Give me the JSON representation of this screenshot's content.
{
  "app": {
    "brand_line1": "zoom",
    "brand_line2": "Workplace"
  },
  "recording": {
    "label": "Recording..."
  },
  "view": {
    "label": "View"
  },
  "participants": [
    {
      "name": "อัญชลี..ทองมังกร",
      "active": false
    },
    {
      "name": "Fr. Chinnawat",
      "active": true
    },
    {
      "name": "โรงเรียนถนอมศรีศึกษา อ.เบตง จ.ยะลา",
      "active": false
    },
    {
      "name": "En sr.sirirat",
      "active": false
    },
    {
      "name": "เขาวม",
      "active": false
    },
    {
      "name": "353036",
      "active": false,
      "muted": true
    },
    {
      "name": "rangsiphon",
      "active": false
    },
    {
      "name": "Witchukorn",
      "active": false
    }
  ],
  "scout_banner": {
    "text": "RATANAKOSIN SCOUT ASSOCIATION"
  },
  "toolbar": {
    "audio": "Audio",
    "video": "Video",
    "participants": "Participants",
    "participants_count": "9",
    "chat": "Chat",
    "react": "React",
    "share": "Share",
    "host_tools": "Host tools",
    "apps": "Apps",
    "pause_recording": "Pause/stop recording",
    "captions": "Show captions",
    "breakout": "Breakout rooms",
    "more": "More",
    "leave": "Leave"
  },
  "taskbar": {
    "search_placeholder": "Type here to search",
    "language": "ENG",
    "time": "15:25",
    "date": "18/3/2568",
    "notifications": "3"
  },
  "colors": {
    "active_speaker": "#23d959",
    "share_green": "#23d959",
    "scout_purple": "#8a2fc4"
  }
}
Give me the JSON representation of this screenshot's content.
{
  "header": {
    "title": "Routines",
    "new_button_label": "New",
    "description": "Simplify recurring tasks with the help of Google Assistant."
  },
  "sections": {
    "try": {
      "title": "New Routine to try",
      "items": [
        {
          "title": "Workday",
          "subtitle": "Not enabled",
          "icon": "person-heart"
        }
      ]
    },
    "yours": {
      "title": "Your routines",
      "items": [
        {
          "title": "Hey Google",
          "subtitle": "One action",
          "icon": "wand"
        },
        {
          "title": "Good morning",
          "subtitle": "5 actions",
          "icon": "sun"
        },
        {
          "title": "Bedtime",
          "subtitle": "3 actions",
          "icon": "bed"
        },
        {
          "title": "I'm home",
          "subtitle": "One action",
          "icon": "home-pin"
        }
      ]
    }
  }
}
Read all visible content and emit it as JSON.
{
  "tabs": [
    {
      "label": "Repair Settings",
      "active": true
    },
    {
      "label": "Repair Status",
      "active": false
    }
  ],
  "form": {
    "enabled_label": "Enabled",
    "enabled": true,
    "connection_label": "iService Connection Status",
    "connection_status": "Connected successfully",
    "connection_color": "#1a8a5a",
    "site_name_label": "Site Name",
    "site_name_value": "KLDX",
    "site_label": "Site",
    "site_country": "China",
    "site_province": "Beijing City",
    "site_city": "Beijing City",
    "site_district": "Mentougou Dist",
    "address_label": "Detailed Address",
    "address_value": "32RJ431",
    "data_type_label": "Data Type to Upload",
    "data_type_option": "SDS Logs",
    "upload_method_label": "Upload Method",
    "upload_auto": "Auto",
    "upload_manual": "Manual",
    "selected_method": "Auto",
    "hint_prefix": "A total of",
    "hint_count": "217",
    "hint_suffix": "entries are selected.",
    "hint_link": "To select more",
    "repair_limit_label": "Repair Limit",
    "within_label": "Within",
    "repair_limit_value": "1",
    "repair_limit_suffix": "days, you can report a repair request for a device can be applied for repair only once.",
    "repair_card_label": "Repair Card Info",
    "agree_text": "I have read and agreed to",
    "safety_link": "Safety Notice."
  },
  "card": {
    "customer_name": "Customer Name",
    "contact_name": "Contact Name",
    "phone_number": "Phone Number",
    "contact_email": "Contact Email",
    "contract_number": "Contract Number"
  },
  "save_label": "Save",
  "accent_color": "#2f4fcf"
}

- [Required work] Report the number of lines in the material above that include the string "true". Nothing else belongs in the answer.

- [Task result] 4